Every entry below has to appear again in your reply, word for word, but no picture may.

BEGIN Given data

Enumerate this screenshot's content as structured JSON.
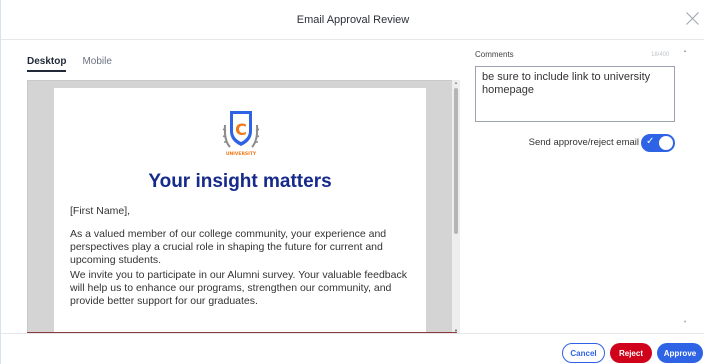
{
  "modal": {
    "title": "Email Approval Review"
  },
  "tabs": [
    {
      "label": "Desktop",
      "active": true
    },
    {
      "label": "Mobile",
      "active": false
    }
  ],
  "email": {
    "logo_text": "UNIVERSITY",
    "logo_letter": "C",
    "headline": "Your insight matters",
    "greeting": "[First Name],",
    "paragraph_1": "As a valued member of our college community, your experience and perspectives play a crucial role in shaping the future for current and upcoming students.",
    "paragraph_2": "We invite you to participate in our Alumni survey. Your valuable feedback will help us to enhance our programs, strengthen  our community, and provide better support for our graduates."
  },
  "comments": {
    "label": "Comments",
    "counter": "18/400",
    "value": "be sure to include link to university homepage"
  },
  "toggle": {
    "label": "Send approve/reject email",
    "on": true
  },
  "footer": {
    "cancel": "Cancel",
    "reject": "Reject",
    "approve": "Approve"
  },
  "colors": {
    "primary": "#2f63e6",
    "danger": "#d0021b",
    "headline": "#152a8a",
    "logo_orange": "#f07a1a"
  },
  "icons": {
    "close": "close-icon",
    "check": "check-icon",
    "logo": "university-shield-logo"
  }
}
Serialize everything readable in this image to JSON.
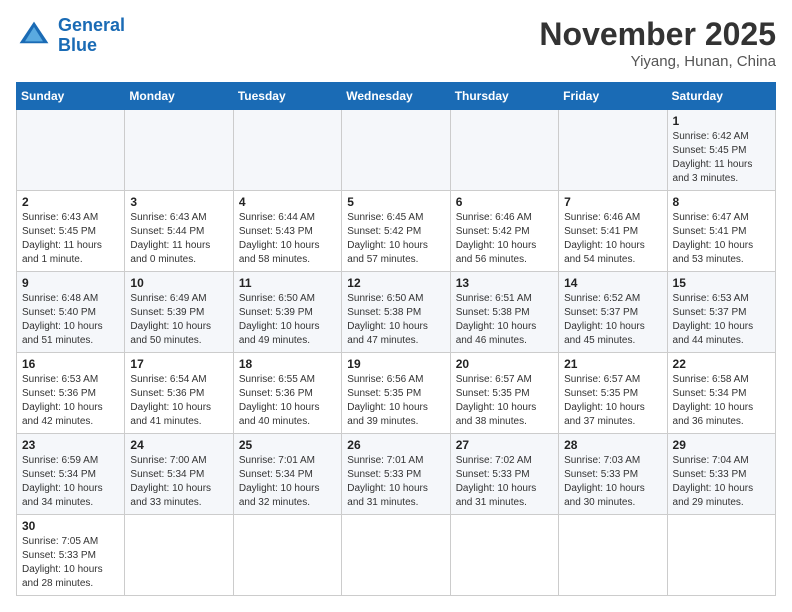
{
  "header": {
    "logo_line1": "General",
    "logo_line2": "Blue",
    "month": "November 2025",
    "location": "Yiyang, Hunan, China"
  },
  "weekdays": [
    "Sunday",
    "Monday",
    "Tuesday",
    "Wednesday",
    "Thursday",
    "Friday",
    "Saturday"
  ],
  "weeks": [
    [
      {
        "day": "",
        "info": ""
      },
      {
        "day": "",
        "info": ""
      },
      {
        "day": "",
        "info": ""
      },
      {
        "day": "",
        "info": ""
      },
      {
        "day": "",
        "info": ""
      },
      {
        "day": "",
        "info": ""
      },
      {
        "day": "1",
        "info": "Sunrise: 6:42 AM\nSunset: 5:45 PM\nDaylight: 11 hours\nand 3 minutes."
      }
    ],
    [
      {
        "day": "2",
        "info": "Sunrise: 6:43 AM\nSunset: 5:45 PM\nDaylight: 11 hours\nand 1 minute."
      },
      {
        "day": "3",
        "info": "Sunrise: 6:43 AM\nSunset: 5:44 PM\nDaylight: 11 hours\nand 0 minutes."
      },
      {
        "day": "4",
        "info": "Sunrise: 6:44 AM\nSunset: 5:43 PM\nDaylight: 10 hours\nand 58 minutes."
      },
      {
        "day": "5",
        "info": "Sunrise: 6:45 AM\nSunset: 5:42 PM\nDaylight: 10 hours\nand 57 minutes."
      },
      {
        "day": "6",
        "info": "Sunrise: 6:46 AM\nSunset: 5:42 PM\nDaylight: 10 hours\nand 56 minutes."
      },
      {
        "day": "7",
        "info": "Sunrise: 6:46 AM\nSunset: 5:41 PM\nDaylight: 10 hours\nand 54 minutes."
      },
      {
        "day": "8",
        "info": "Sunrise: 6:47 AM\nSunset: 5:41 PM\nDaylight: 10 hours\nand 53 minutes."
      }
    ],
    [
      {
        "day": "9",
        "info": "Sunrise: 6:48 AM\nSunset: 5:40 PM\nDaylight: 10 hours\nand 51 minutes."
      },
      {
        "day": "10",
        "info": "Sunrise: 6:49 AM\nSunset: 5:39 PM\nDaylight: 10 hours\nand 50 minutes."
      },
      {
        "day": "11",
        "info": "Sunrise: 6:50 AM\nSunset: 5:39 PM\nDaylight: 10 hours\nand 49 minutes."
      },
      {
        "day": "12",
        "info": "Sunrise: 6:50 AM\nSunset: 5:38 PM\nDaylight: 10 hours\nand 47 minutes."
      },
      {
        "day": "13",
        "info": "Sunrise: 6:51 AM\nSunset: 5:38 PM\nDaylight: 10 hours\nand 46 minutes."
      },
      {
        "day": "14",
        "info": "Sunrise: 6:52 AM\nSunset: 5:37 PM\nDaylight: 10 hours\nand 45 minutes."
      },
      {
        "day": "15",
        "info": "Sunrise: 6:53 AM\nSunset: 5:37 PM\nDaylight: 10 hours\nand 44 minutes."
      }
    ],
    [
      {
        "day": "16",
        "info": "Sunrise: 6:53 AM\nSunset: 5:36 PM\nDaylight: 10 hours\nand 42 minutes."
      },
      {
        "day": "17",
        "info": "Sunrise: 6:54 AM\nSunset: 5:36 PM\nDaylight: 10 hours\nand 41 minutes."
      },
      {
        "day": "18",
        "info": "Sunrise: 6:55 AM\nSunset: 5:36 PM\nDaylight: 10 hours\nand 40 minutes."
      },
      {
        "day": "19",
        "info": "Sunrise: 6:56 AM\nSunset: 5:35 PM\nDaylight: 10 hours\nand 39 minutes."
      },
      {
        "day": "20",
        "info": "Sunrise: 6:57 AM\nSunset: 5:35 PM\nDaylight: 10 hours\nand 38 minutes."
      },
      {
        "day": "21",
        "info": "Sunrise: 6:57 AM\nSunset: 5:35 PM\nDaylight: 10 hours\nand 37 minutes."
      },
      {
        "day": "22",
        "info": "Sunrise: 6:58 AM\nSunset: 5:34 PM\nDaylight: 10 hours\nand 36 minutes."
      }
    ],
    [
      {
        "day": "23",
        "info": "Sunrise: 6:59 AM\nSunset: 5:34 PM\nDaylight: 10 hours\nand 34 minutes."
      },
      {
        "day": "24",
        "info": "Sunrise: 7:00 AM\nSunset: 5:34 PM\nDaylight: 10 hours\nand 33 minutes."
      },
      {
        "day": "25",
        "info": "Sunrise: 7:01 AM\nSunset: 5:34 PM\nDaylight: 10 hours\nand 32 minutes."
      },
      {
        "day": "26",
        "info": "Sunrise: 7:01 AM\nSunset: 5:33 PM\nDaylight: 10 hours\nand 31 minutes."
      },
      {
        "day": "27",
        "info": "Sunrise: 7:02 AM\nSunset: 5:33 PM\nDaylight: 10 hours\nand 31 minutes."
      },
      {
        "day": "28",
        "info": "Sunrise: 7:03 AM\nSunset: 5:33 PM\nDaylight: 10 hours\nand 30 minutes."
      },
      {
        "day": "29",
        "info": "Sunrise: 7:04 AM\nSunset: 5:33 PM\nDaylight: 10 hours\nand 29 minutes."
      }
    ],
    [
      {
        "day": "30",
        "info": "Sunrise: 7:05 AM\nSunset: 5:33 PM\nDaylight: 10 hours\nand 28 minutes."
      },
      {
        "day": "",
        "info": ""
      },
      {
        "day": "",
        "info": ""
      },
      {
        "day": "",
        "info": ""
      },
      {
        "day": "",
        "info": ""
      },
      {
        "day": "",
        "info": ""
      },
      {
        "day": "",
        "info": ""
      }
    ]
  ]
}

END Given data

**Result**.
Enumerate this screenshot's content as structured JSON.
{
  "modal": {
    "title": "Email Approval Review"
  },
  "tabs": [
    {
      "label": "Desktop",
      "active": true
    },
    {
      "label": "Mobile",
      "active": false
    }
  ],
  "email": {
    "logo_text": "UNIVERSITY",
    "logo_letter": "C",
    "headline": "Your insight matters",
    "greeting": "[First Name],",
    "paragraph_1": "As a valued member of our college community, your experience and perspectives play a crucial role in shaping the future for current and upcoming students.",
    "paragraph_2": "We invite you to participate in our Alumni survey. Your valuable feedback will help us to enhance our programs, strengthen  our community, and provide better support for our graduates."
  },
  "comments": {
    "label": "Comments",
    "counter": "18/400",
    "value": "be sure to include link to university homepage"
  },
  "toggle": {
    "label": "Send approve/reject email",
    "on": true
  },
  "footer": {
    "cancel": "Cancel",
    "reject": "Reject",
    "approve": "Approve"
  },
  "colors": {
    "primary": "#2f63e6",
    "danger": "#d0021b",
    "headline": "#152a8a",
    "logo_orange": "#f07a1a"
  },
  "icons": {
    "close": "close-icon",
    "check": "check-icon",
    "logo": "university-shield-logo"
  }
}
Serialize everything readable in this image to JSON.
{
  "header": {
    "logo_line1": "General",
    "logo_line2": "Blue",
    "month": "November 2025",
    "location": "Yiyang, Hunan, China"
  },
  "weekdays": [
    "Sunday",
    "Monday",
    "Tuesday",
    "Wednesday",
    "Thursday",
    "Friday",
    "Saturday"
  ],
  "weeks": [
    [
      {
        "day": "",
        "info": ""
      },
      {
        "day": "",
        "info": ""
      },
      {
        "day": "",
        "info": ""
      },
      {
        "day": "",
        "info": ""
      },
      {
        "day": "",
        "info": ""
      },
      {
        "day": "",
        "info": ""
      },
      {
        "day": "1",
        "info": "Sunrise: 6:42 AM\nSunset: 5:45 PM\nDaylight: 11 hours\nand 3 minutes."
      }
    ],
    [
      {
        "day": "2",
        "info": "Sunrise: 6:43 AM\nSunset: 5:45 PM\nDaylight: 11 hours\nand 1 minute."
      },
      {
        "day": "3",
        "info": "Sunrise: 6:43 AM\nSunset: 5:44 PM\nDaylight: 11 hours\nand 0 minutes."
      },
      {
        "day": "4",
        "info": "Sunrise: 6:44 AM\nSunset: 5:43 PM\nDaylight: 10 hours\nand 58 minutes."
      },
      {
        "day": "5",
        "info": "Sunrise: 6:45 AM\nSunset: 5:42 PM\nDaylight: 10 hours\nand 57 minutes."
      },
      {
        "day": "6",
        "info": "Sunrise: 6:46 AM\nSunset: 5:42 PM\nDaylight: 10 hours\nand 56 minutes."
      },
      {
        "day": "7",
        "info": "Sunrise: 6:46 AM\nSunset: 5:41 PM\nDaylight: 10 hours\nand 54 minutes."
      },
      {
        "day": "8",
        "info": "Sunrise: 6:47 AM\nSunset: 5:41 PM\nDaylight: 10 hours\nand 53 minutes."
      }
    ],
    [
      {
        "day": "9",
        "info": "Sunrise: 6:48 AM\nSunset: 5:40 PM\nDaylight: 10 hours\nand 51 minutes."
      },
      {
        "day": "10",
        "info": "Sunrise: 6:49 AM\nSunset: 5:39 PM\nDaylight: 10 hours\nand 50 minutes."
      },
      {
        "day": "11",
        "info": "Sunrise: 6:50 AM\nSunset: 5:39 PM\nDaylight: 10 hours\nand 49 minutes."
      },
      {
        "day": "12",
        "info": "Sunrise: 6:50 AM\nSunset: 5:38 PM\nDaylight: 10 hours\nand 47 minutes."
      },
      {
        "day": "13",
        "info": "Sunrise: 6:51 AM\nSunset: 5:38 PM\nDaylight: 10 hours\nand 46 minutes."
      },
      {
        "day": "14",
        "info": "Sunrise: 6:52 AM\nSunset: 5:37 PM\nDaylight: 10 hours\nand 45 minutes."
      },
      {
        "day": "15",
        "info": "Sunrise: 6:53 AM\nSunset: 5:37 PM\nDaylight: 10 hours\nand 44 minutes."
      }
    ],
    [
      {
        "day": "16",
        "info": "Sunrise: 6:53 AM\nSunset: 5:36 PM\nDaylight: 10 hours\nand 42 minutes."
      },
      {
        "day": "17",
        "info": "Sunrise: 6:54 AM\nSunset: 5:36 PM\nDaylight: 10 hours\nand 41 minutes."
      },
      {
        "day": "18",
        "info": "Sunrise: 6:55 AM\nSunset: 5:36 PM\nDaylight: 10 hours\nand 40 minutes."
      },
      {
        "day": "19",
        "info": "Sunrise: 6:56 AM\nSunset: 5:35 PM\nDaylight: 10 hours\nand 39 minutes."
      },
      {
        "day": "20",
        "info": "Sunrise: 6:57 AM\nSunset: 5:35 PM\nDaylight: 10 hours\nand 38 minutes."
      },
      {
        "day": "21",
        "info": "Sunrise: 6:57 AM\nSunset: 5:35 PM\nDaylight: 10 hours\nand 37 minutes."
      },
      {
        "day": "22",
        "info": "Sunrise: 6:58 AM\nSunset: 5:34 PM\nDaylight: 10 hours\nand 36 minutes."
      }
    ],
    [
      {
        "day": "23",
        "info": "Sunrise: 6:59 AM\nSunset: 5:34 PM\nDaylight: 10 hours\nand 34 minutes."
      },
      {
        "day": "24",
        "info": "Sunrise: 7:00 AM\nSunset: 5:34 PM\nDaylight: 10 hours\nand 33 minutes."
      },
      {
        "day": "25",
        "info": "Sunrise: 7:01 AM\nSunset: 5:34 PM\nDaylight: 10 hours\nand 32 minutes."
      },
      {
        "day": "26",
        "info": "Sunrise: 7:01 AM\nSunset: 5:33 PM\nDaylight: 10 hours\nand 31 minutes."
      },
      {
        "day": "27",
        "info": "Sunrise: 7:02 AM\nSunset: 5:33 PM\nDaylight: 10 hours\nand 31 minutes."
      },
      {
        "day": "28",
        "info": "Sunrise: 7:03 AM\nSunset: 5:33 PM\nDaylight: 10 hours\nand 30 minutes."
      },
      {
        "day": "29",
        "info": "Sunrise: 7:04 AM\nSunset: 5:33 PM\nDaylight: 10 hours\nand 29 minutes."
      }
    ],
    [
      {
        "day": "30",
        "info": "Sunrise: 7:05 AM\nSunset: 5:33 PM\nDaylight: 10 hours\nand 28 minutes."
      },
      {
        "day": "",
        "info": ""
      },
      {
        "day": "",
        "info": ""
      },
      {
        "day": "",
        "info": ""
      },
      {
        "day": "",
        "info": ""
      },
      {
        "day": "",
        "info": ""
      },
      {
        "day": "",
        "info": ""
      }
    ]
  ]
}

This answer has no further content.